Give the records again exactly. Pictures do not belong in the copy.
==== Available data
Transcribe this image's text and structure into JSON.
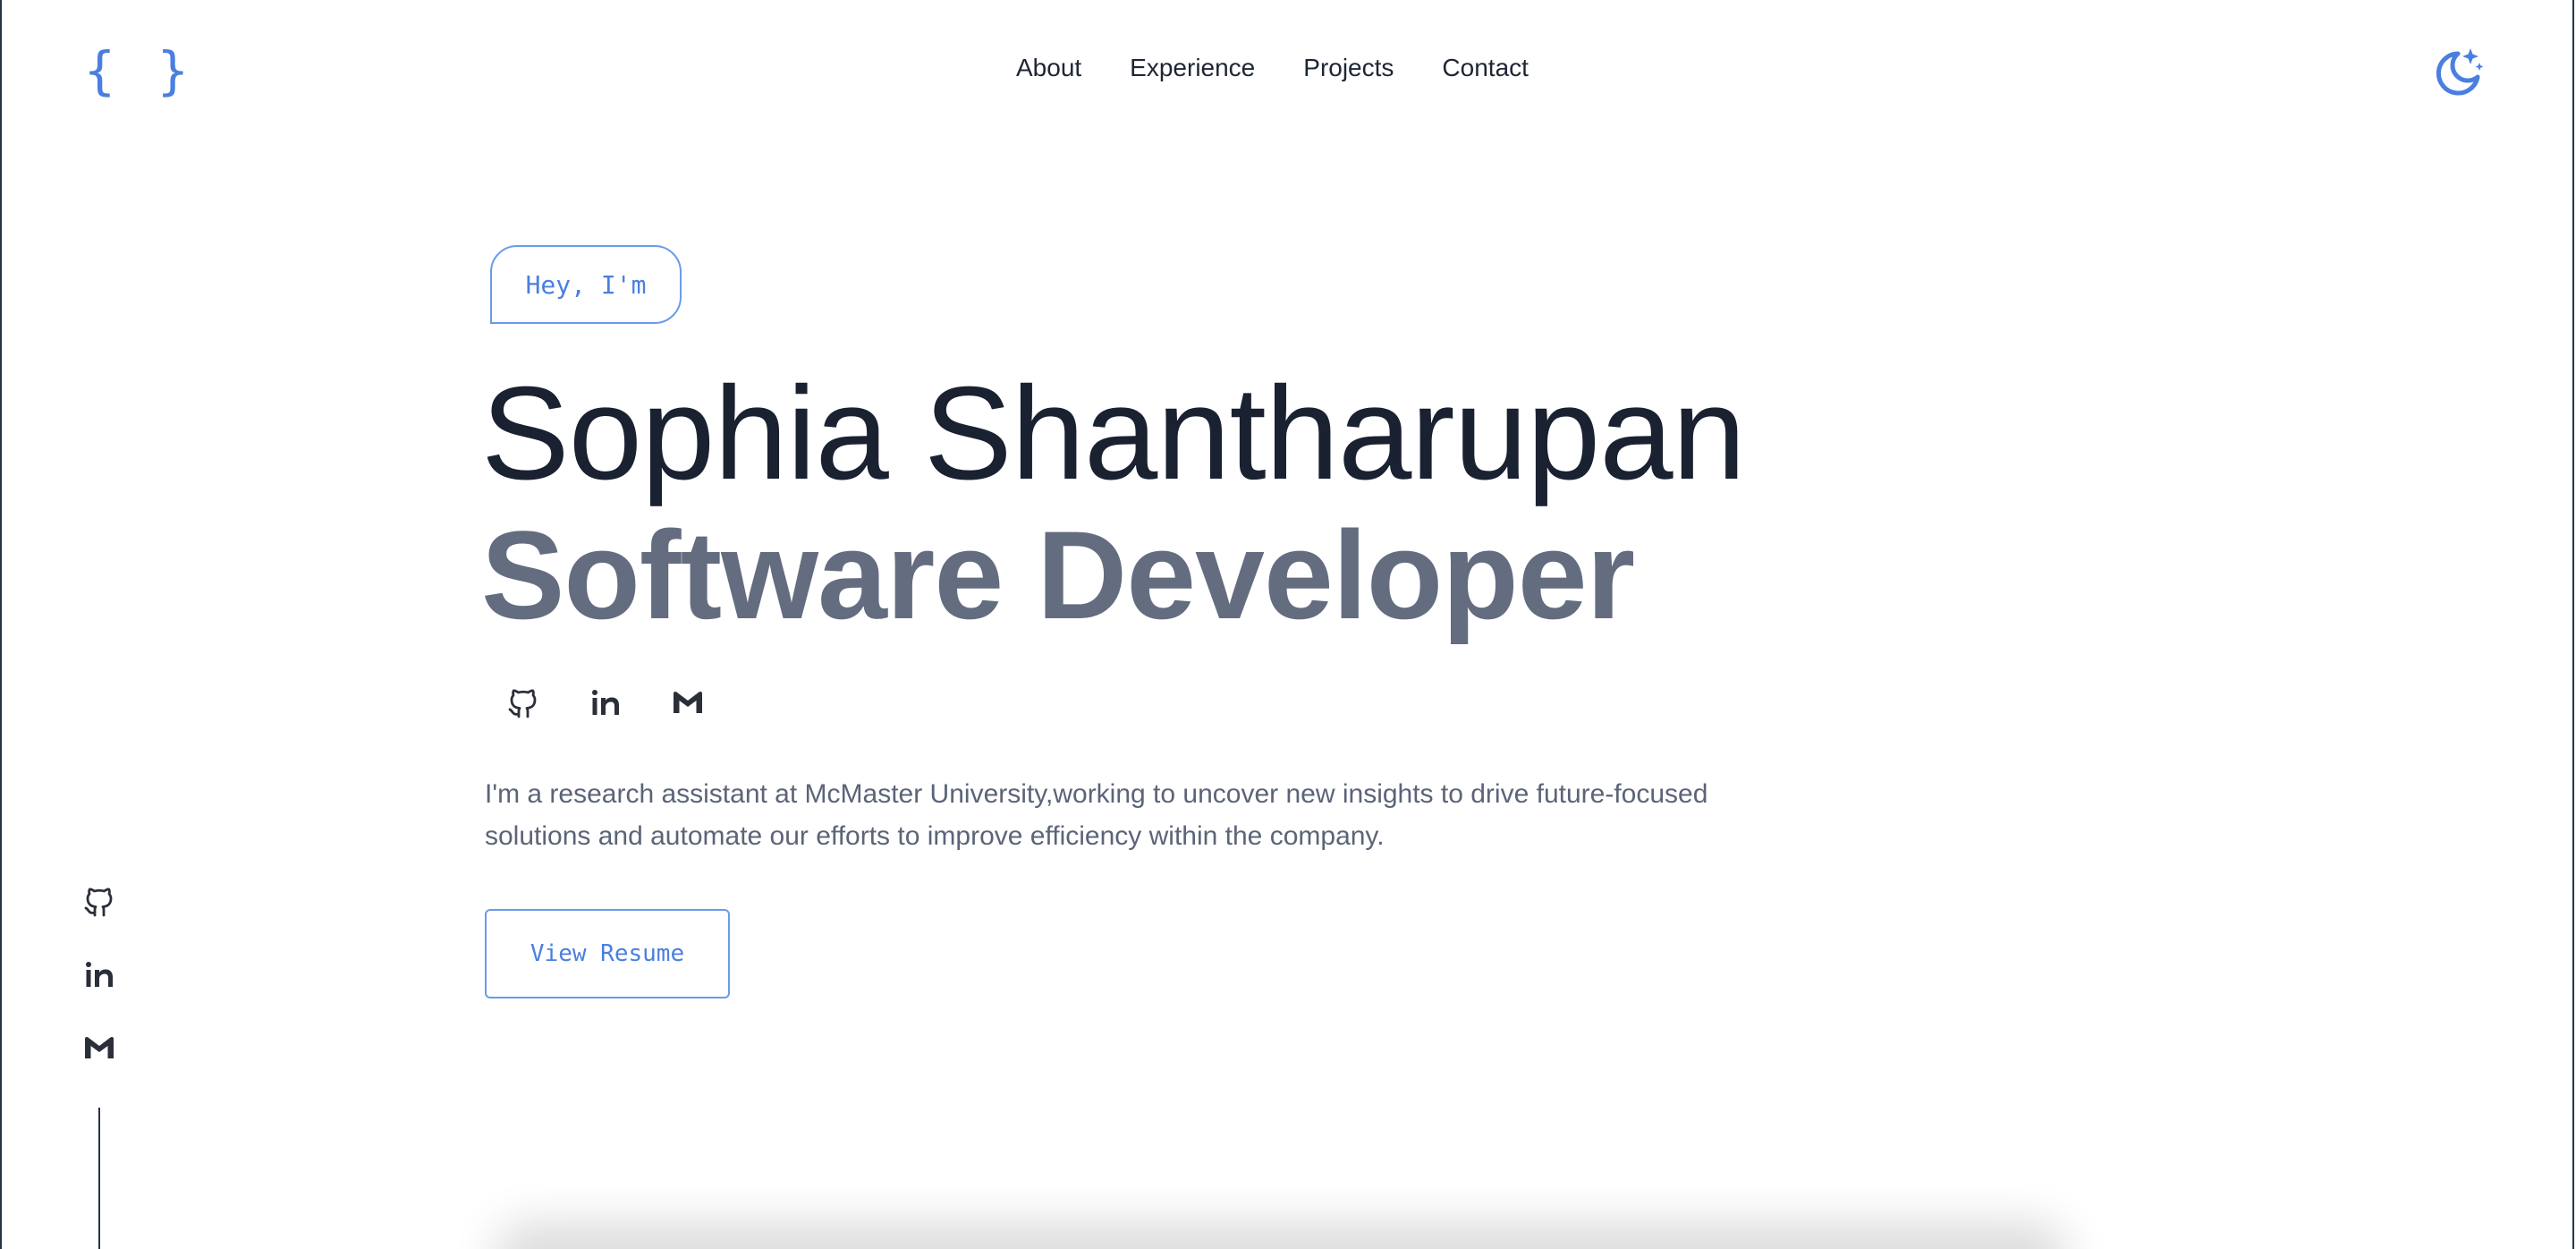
{
  "header": {
    "logo_text": "{ }",
    "nav": [
      {
        "label": "About"
      },
      {
        "label": "Experience"
      },
      {
        "label": "Projects"
      },
      {
        "label": "Contact"
      }
    ],
    "theme_icon": "moon-stars-icon"
  },
  "hero": {
    "greeting": "Hey, I'm",
    "name": "Sophia Shantharupan",
    "role": "Software Developer",
    "socials": [
      {
        "icon": "github-icon"
      },
      {
        "icon": "linkedin-icon"
      },
      {
        "icon": "gmail-icon"
      }
    ],
    "bio": "I'm a research assistant at McMaster University,working to uncover new insights to drive future-focused solutions and automate our efforts to improve efficiency within the company.",
    "resume_label": "View Resume"
  },
  "side_rail": {
    "socials": [
      {
        "icon": "github-icon"
      },
      {
        "icon": "linkedin-icon"
      },
      {
        "icon": "gmail-icon"
      }
    ]
  },
  "colors": {
    "accent": "#4a7fe0",
    "heading": "#1a2131",
    "subheading": "#646c80",
    "body_text": "#5b6478"
  }
}
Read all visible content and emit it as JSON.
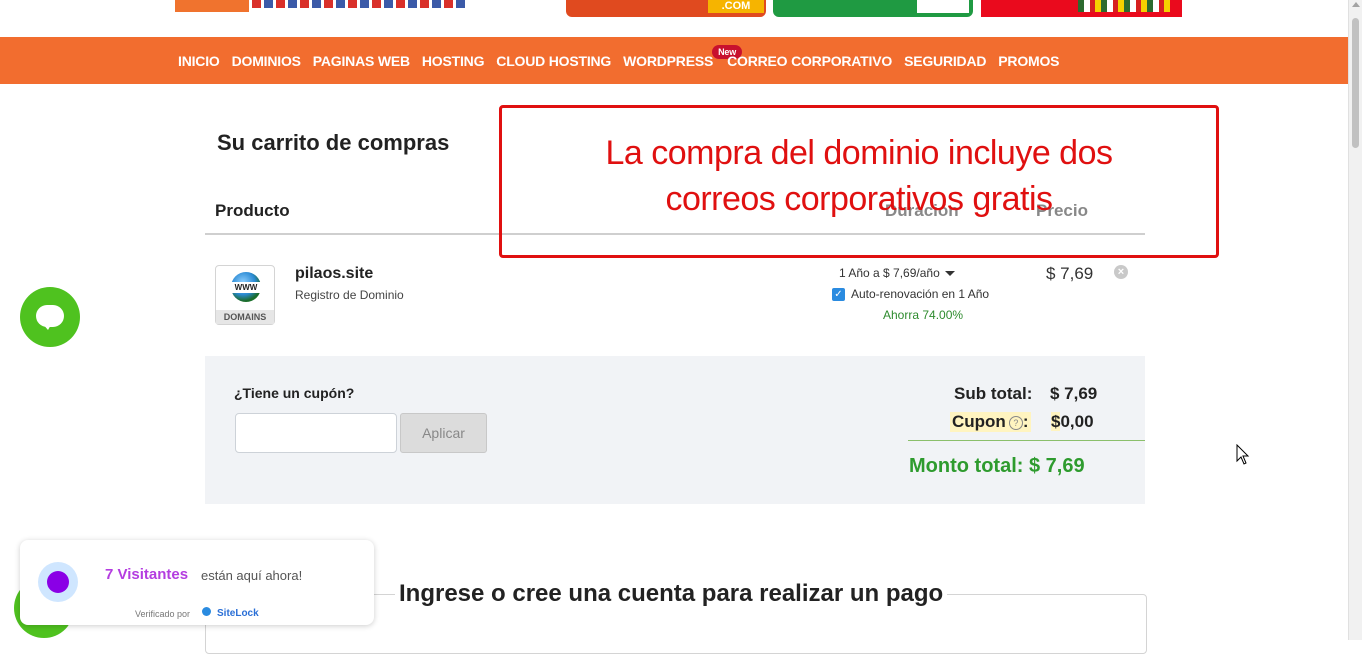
{
  "banner": {
    "promo2_suffix": ".COM"
  },
  "nav": {
    "items": [
      "INICIO",
      "DOMINIOS",
      "PAGINAS WEB",
      "HOSTING",
      "CLOUD HOSTING",
      "WORDPRESS",
      "CORREO CORPORATIVO",
      "SEGURIDAD",
      "PROMOS"
    ],
    "new_badge": "New"
  },
  "cart": {
    "title": "Su carrito de compras",
    "columns": {
      "product": "Producto",
      "duration": "Duración",
      "price": "Precio"
    },
    "item": {
      "icon_text": "WWW",
      "icon_label": "DOMAINS",
      "name": "pilaos.site",
      "type": "Registro de Dominio",
      "duration": "1 Año a $ 7,69/año",
      "auto_renew": "Auto-renovación en 1 Año",
      "savings": "Ahorra 74.00%",
      "price": "$ 7,69"
    }
  },
  "summary": {
    "coupon_label": "¿Tiene un cupón?",
    "coupon_value": "",
    "apply_label": "Aplicar",
    "subtotal_label": "Sub total:",
    "subtotal_value": "$ 7,69",
    "coupon_row_label": "Cupon",
    "coupon_help": "?",
    "coupon_colon": ":",
    "coupon_dollar": "$",
    "coupon_amount": "0,00",
    "total_label": "Monto total:",
    "total_value": "$ 7,69"
  },
  "callout": {
    "line1": "La compra del dominio incluye dos",
    "line2": "correos corporativos gratis"
  },
  "login": {
    "title": "Ingrese o cree una cuenta para realizar un pago"
  },
  "visitors": {
    "count": "7 Visitantes",
    "text": "están aquí ahora!",
    "verified": "Verificado por",
    "brand": "SiteLock"
  },
  "colors": {
    "nav": "#f26d2f",
    "callout": "#e01010",
    "total": "#2e9b2e",
    "chat": "#4fc21f"
  }
}
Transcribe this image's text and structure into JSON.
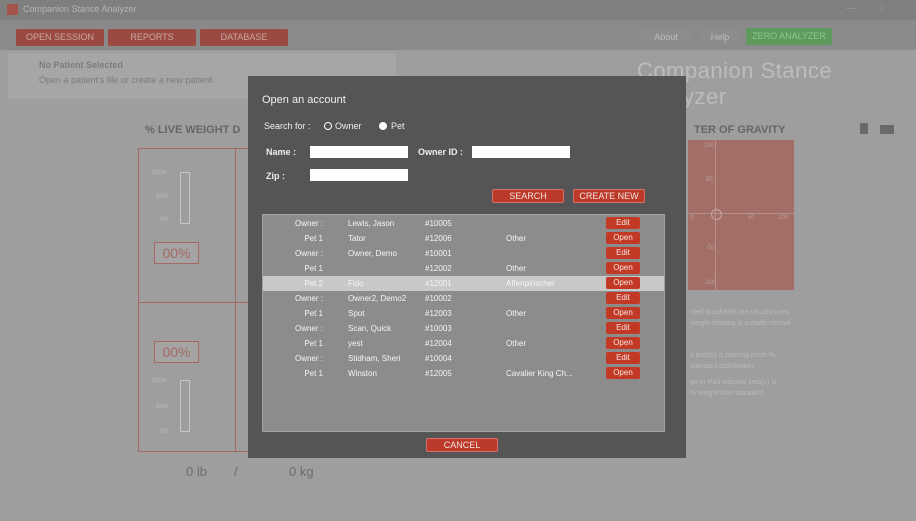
{
  "window": {
    "title": "Companion Stance Analyzer",
    "minimize": "—",
    "close": "○"
  },
  "nav": {
    "open_session": "OPEN SESSION",
    "reports": "REPORTS",
    "database": "DATABASE"
  },
  "header": {
    "about": "About",
    "help": "Help",
    "zero": "ZERO ANALYZER",
    "brand": "Companion Stance Analyzer"
  },
  "patient": {
    "status": "No Patient Selected",
    "hint": "Open a patient's file or create a new patient"
  },
  "panels": {
    "live_weight_title": "% LIVE WEIGHT D",
    "cog_title": "TER OF GRAVITY",
    "top_pct": "00%",
    "bottom_pct": "00%",
    "axis": [
      "100%",
      "50%",
      "0%"
    ],
    "weight_lb": "0 lb",
    "weight_sep": "/",
    "weight_kg": "0 kg",
    "cog_labels": {
      "top": "100",
      "upper": "50",
      "left": "0",
      "right_mid": "50",
      "right": "100",
      "lower": "-50",
      "bottom": "-100"
    },
    "notes": [
      "nted quadrants are visuals cues",
      "weight bearing is outside normal",
      "s limb(s) is bearing more %",
      "standard distribution.",
      "ge or Pad indicate limb(s) is",
      "% weight than standard"
    ]
  },
  "modal": {
    "title": "Open an account",
    "search_for": "Search for :",
    "owner_option": "Owner",
    "pet_option": "Pet",
    "selected_option": "pet",
    "name_label": "Name :",
    "name_value": "",
    "owner_id_label": "Owner ID :",
    "owner_id_value": "",
    "zip_label": "Zip :",
    "zip_value": "",
    "search_btn": "SEARCH",
    "create_btn": "CREATE NEW",
    "cancel_btn": "CANCEL",
    "rows": [
      {
        "type": "Owner :",
        "name": "Lewis, Jason",
        "id": "#10005",
        "breed": "",
        "action": "Edit"
      },
      {
        "type": "Pet 1",
        "name": "Tator",
        "id": "#12006",
        "breed": "Other",
        "action": "Open"
      },
      {
        "type": "Owner :",
        "name": "Owner, Demo",
        "id": "#10001",
        "breed": "",
        "action": "Edit"
      },
      {
        "type": "Pet 1",
        "name": "",
        "id": "#12002",
        "breed": "Other",
        "action": "Open"
      },
      {
        "type": "Pet 2",
        "name": "Fido",
        "id": "#12001",
        "breed": "Affenpinscher",
        "action": "Open"
      },
      {
        "type": "Owner :",
        "name": "Owner2, Demo2",
        "id": "#10002",
        "breed": "",
        "action": "Edit"
      },
      {
        "type": "Pet 1",
        "name": "Spot",
        "id": "#12003",
        "breed": "Other",
        "action": "Open"
      },
      {
        "type": "Owner :",
        "name": "Scan, Quick",
        "id": "#10003",
        "breed": "",
        "action": "Edit"
      },
      {
        "type": "Pet 1",
        "name": "yest",
        "id": "#12004",
        "breed": "Other",
        "action": "Open"
      },
      {
        "type": "Owner :",
        "name": "Stidham, Sheri",
        "id": "#10004",
        "breed": "",
        "action": "Edit"
      },
      {
        "type": "Pet 1",
        "name": "Winston",
        "id": "#12005",
        "breed": "Cavalier King Ch...",
        "action": "Open"
      }
    ]
  }
}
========
Your response:
Transcribe this image's text and structure into JSON.
{
  "header": {
    "logo_text": "{ }",
    "nav": [
      {
        "label": "About"
      },
      {
        "label": "Experience"
      },
      {
        "label": "Projects"
      },
      {
        "label": "Contact"
      }
    ],
    "theme_icon": "moon-stars-icon"
  },
  "hero": {
    "greeting": "Hey, I'm",
    "name": "Sophia Shantharupan",
    "role": "Software Developer",
    "socials": [
      {
        "icon": "github-icon"
      },
      {
        "icon": "linkedin-icon"
      },
      {
        "icon": "gmail-icon"
      }
    ],
    "bio": "I'm a research assistant at McMaster University,working to uncover new insights to drive future-focused solutions and automate our efforts to improve efficiency within the company.",
    "resume_label": "View Resume"
  },
  "side_rail": {
    "socials": [
      {
        "icon": "github-icon"
      },
      {
        "icon": "linkedin-icon"
      },
      {
        "icon": "gmail-icon"
      }
    ]
  },
  "colors": {
    "accent": "#4a7fe0",
    "heading": "#1a2131",
    "subheading": "#646c80",
    "body_text": "#5b6478"
  }
}
Read all visible content and emit it as JSON.
{
  "banner": {
    "promo2_suffix": ".COM"
  },
  "nav": {
    "items": [
      "INICIO",
      "DOMINIOS",
      "PAGINAS WEB",
      "HOSTING",
      "CLOUD HOSTING",
      "WORDPRESS",
      "CORREO CORPORATIVO",
      "SEGURIDAD",
      "PROMOS"
    ],
    "new_badge": "New"
  },
  "cart": {
    "title": "Su carrito de compras",
    "columns": {
      "product": "Producto",
      "duration": "Duración",
      "price": "Precio"
    },
    "item": {
      "icon_text": "WWW",
      "icon_label": "DOMAINS",
      "name": "pilaos.site",
      "type": "Registro de Dominio",
      "duration": "1 Año a $ 7,69/año",
      "auto_renew": "Auto-renovación en 1 Año",
      "savings": "Ahorra 74.00%",
      "price": "$ 7,69"
    }
  },
  "summary": {
    "coupon_label": "¿Tiene un cupón?",
    "coupon_value": "",
    "apply_label": "Aplicar",
    "subtotal_label": "Sub total:",
    "subtotal_value": "$ 7,69",
    "coupon_row_label": "Cupon",
    "coupon_help": "?",
    "coupon_colon": ":",
    "coupon_dollar": "$",
    "coupon_amount": "0,00",
    "total_label": "Monto total:",
    "total_value": "$ 7,69"
  },
  "callout": {
    "line1": "La compra del dominio incluye dos",
    "line2": "correos corporativos gratis"
  },
  "login": {
    "title": "Ingrese o cree una cuenta para realizar un pago"
  },
  "visitors": {
    "count": "7 Visitantes",
    "text": "están aquí ahora!",
    "verified": "Verificado por",
    "brand": "SiteLock"
  },
  "colors": {
    "nav": "#f26d2f",
    "callout": "#e01010",
    "total": "#2e9b2e",
    "chat": "#4fc21f"
  }
}
Transcribe this image's text and structure into JSON.
{
  "window": {
    "title": "Companion Stance Analyzer",
    "minimize": "—",
    "close": "○"
  },
  "nav": {
    "open_session": "OPEN SESSION",
    "reports": "REPORTS",
    "database": "DATABASE"
  },
  "header": {
    "about": "About",
    "help": "Help",
    "zero": "ZERO ANALYZER",
    "brand": "Companion Stance Analyzer"
  },
  "patient": {
    "status": "No Patient Selected",
    "hint": "Open a patient's file or create a new patient"
  },
  "panels": {
    "live_weight_title": "% LIVE WEIGHT D",
    "cog_title": "TER OF GRAVITY",
    "top_pct": "00%",
    "bottom_pct": "00%",
    "axis": [
      "100%",
      "50%",
      "0%"
    ],
    "weight_lb": "0 lb",
    "weight_sep": "/",
    "weight_kg": "0 kg",
    "cog_labels": {
      "top": "100",
      "upper": "50",
      "left": "0",
      "right_mid": "50",
      "right": "100",
      "lower": "-50",
      "bottom": "-100"
    },
    "notes": [
      "nted quadrants are visuals cues",
      "weight bearing is outside normal",
      "s limb(s) is bearing more %",
      "standard distribution.",
      "ge or Pad indicate limb(s) is",
      "% weight than standard"
    ]
  },
  "modal": {
    "title": "Open an account",
    "search_for": "Search for :",
    "owner_option": "Owner",
    "pet_option": "Pet",
    "selected_option": "pet",
    "name_label": "Name :",
    "name_value": "",
    "owner_id_label": "Owner ID :",
    "owner_id_value": "",
    "zip_label": "Zip :",
    "zip_value": "",
    "search_btn": "SEARCH",
    "create_btn": "CREATE NEW",
    "cancel_btn": "CANCEL",
    "rows": [
      {
        "type": "Owner :",
        "name": "Lewis, Jason",
        "id": "#10005",
        "breed": "",
        "action": "Edit"
      },
      {
        "type": "Pet 1",
        "name": "Tator",
        "id": "#12006",
        "breed": "Other",
        "action": "Open"
      },
      {
        "type": "Owner :",
        "name": "Owner, Demo",
        "id": "#10001",
        "breed": "",
        "action": "Edit"
      },
      {
        "type": "Pet 1",
        "name": "",
        "id": "#12002",
        "breed": "Other",
        "action": "Open"
      },
      {
        "type": "Pet 2",
        "name": "Fido",
        "id": "#12001",
        "breed": "Affenpinscher",
        "action": "Open"
      },
      {
        "type": "Owner :",
        "name": "Owner2, Demo2",
        "id": "#10002",
        "breed": "",
        "action": "Edit"
      },
      {
        "type": "Pet 1",
        "name": "Spot",
        "id": "#12003",
        "breed": "Other",
        "action": "Open"
      },
      {
        "type": "Owner :",
        "name": "Scan, Quick",
        "id": "#10003",
        "breed": "",
        "action": "Edit"
      },
      {
        "type": "Pet 1",
        "name": "yest",
        "id": "#12004",
        "breed": "Other",
        "action": "Open"
      },
      {
        "type": "Owner :",
        "name": "Stidham, Sheri",
        "id": "#10004",
        "breed": "",
        "action": "Edit"
      },
      {
        "type": "Pet 1",
        "name": "Winston",
        "id": "#12005",
        "breed": "Cavalier King Ch...",
        "action": "Open"
      }
    ]
  }
}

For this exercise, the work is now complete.